What else do these two ads have in common? They were both banned from major tv networks before they could even air. In 2010, networks cited "too much skin" as the reason, while the 2015 ad was deemed "too racy" and relegated to movie theaters as an ad to accompany "50 Shades Of Grey".
These ads are notable because they're two of the most visible attempts in recent years to show plus size women as sexual beings in attractive lingerie. While Victoria's Secret gets major ad placement and even a fashion show, networks seem to feel that consumers will be either confused or offended by seeing plus size women in similar garments and circumstances.
This is a shame for multiple reasons, but most of all because these ads do a wonderful job of portraying plus size women as real people who are universally normal and attractive. The Lane Bryant ad shows an attractive womAn putting a trench coat on over a sexy lingerie set to go meet a lover, while the Addition Elle ad pairs a plus size women with a slim man. Both ads portray plus size women as sexy, stylish, and attractive to people of all weights and sizes.
Personally and as a lingerie professional, I loved these ads. While I'm no Ashley Graham, the idea of seeing a woman with a body even remotely like mine rocking a sexy lingerie set on television is a thrilling novelty. I also love the idea of mainstream television viewers being exposed to these positive images of plus size people. Studies have demonstrated that frequent exposure to different body types can broaden people's perspective when it comes to body positivity, so what better place to start than in commercials?
In reality, all plus size women know that this is true. I've lost count of how many plus size women I know who are with tall and slim partners (myself included) and plus size lingerie is booming - a sign that plus size women are rightfully seeing themselves as attractive and deserving of things like pretty lingerie.
These ads portray strong women who are in charge of their own bodies, who are wearing pretty lingerie because they love it and who are excited about the sexual relationships they are in. So why do these ads keep getting banned?

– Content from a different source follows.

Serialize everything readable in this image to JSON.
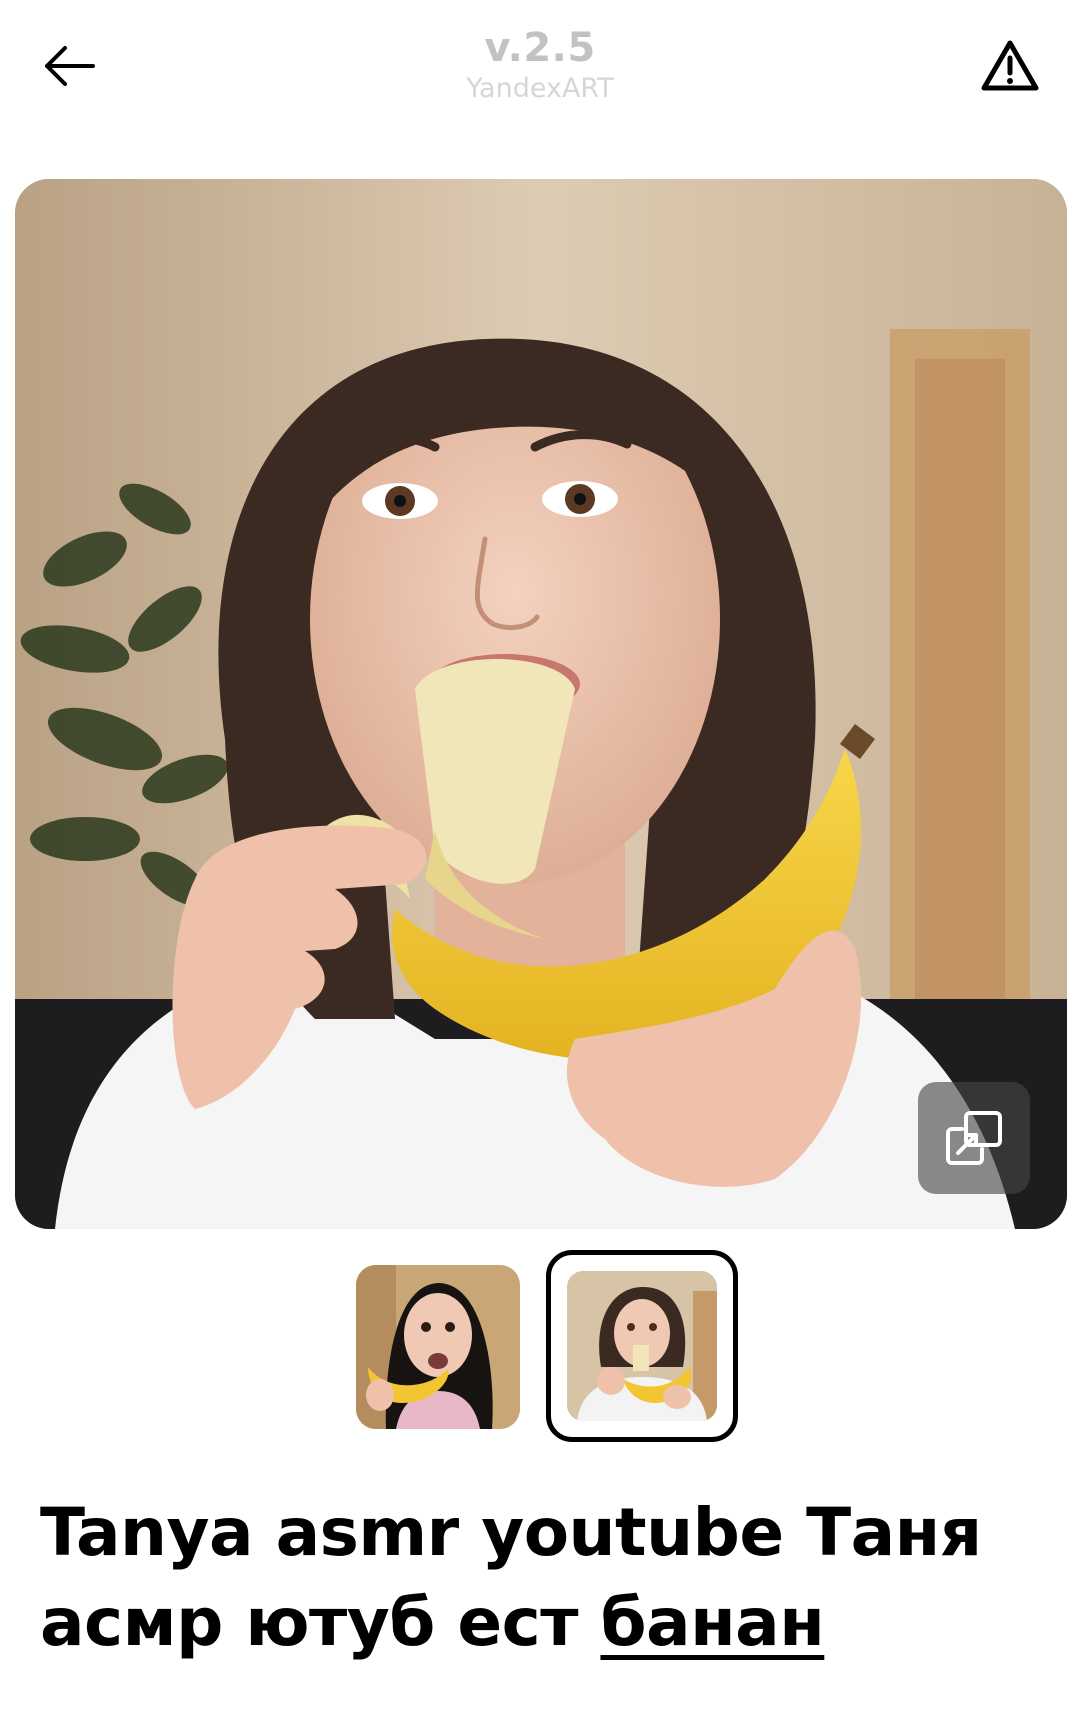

In part, because while the reality of being a plus size woman is getting a tiny bit better, the conversation about plus sizes and fat isn't. Newspapers still cover the obesity epidemic like it's the plague that is going to come for us all and schools even occasionally send notes home to parents when a child is considered too heavy to be acceptable.
It's impossible to read a positive article about plus size issues on the internet without some commentator immediately accusing the writer of promoting an unhealthy lifestyle. Our society has enough conflicted feelings about sex to start with: combining sexual ads and plus size women is enough to make people's heads explode.
Realistically, ads like this won't be able to air without comment until the entire public conversation about plus sizes, health and the "health at any size movement" changes. Television networks don't want to deal with nasty letters about how they're promoting obesity when they air an ad in a major time slot, so it's easier ban these ads with flimsy excuses like "too racy" and "too much skin."
As you can see, none of these are any worse than a Victoria's Secret ad and both are less racy than those awful Go Daddy commercials that the Superbowl keepS airing. The upside is that banning the ads is part of what got them all the attention and media coverage in the first place, leading to lots of positive press coverage and several thoughtful interviews by Ashley Graham herself. As Ashley Graham points out in one of her interviews, "America is getting bigger, and women want to see themselves instead of the image of what society says they should be."
We need stop conflating "plus size" with "self-inflicted illness" - it's unfair to plus size people and it's unfair to people who are actually sick. Access to pretty lingerie shouldn't be dependent on weight or health: it's something everyone should have without judgement. That includes anyone who is plus size, even if their health isn't perfect.
Have you seen either of these ads? What do you think of them? What do you think needs to change to make plus size lingerie ads popular with television networks?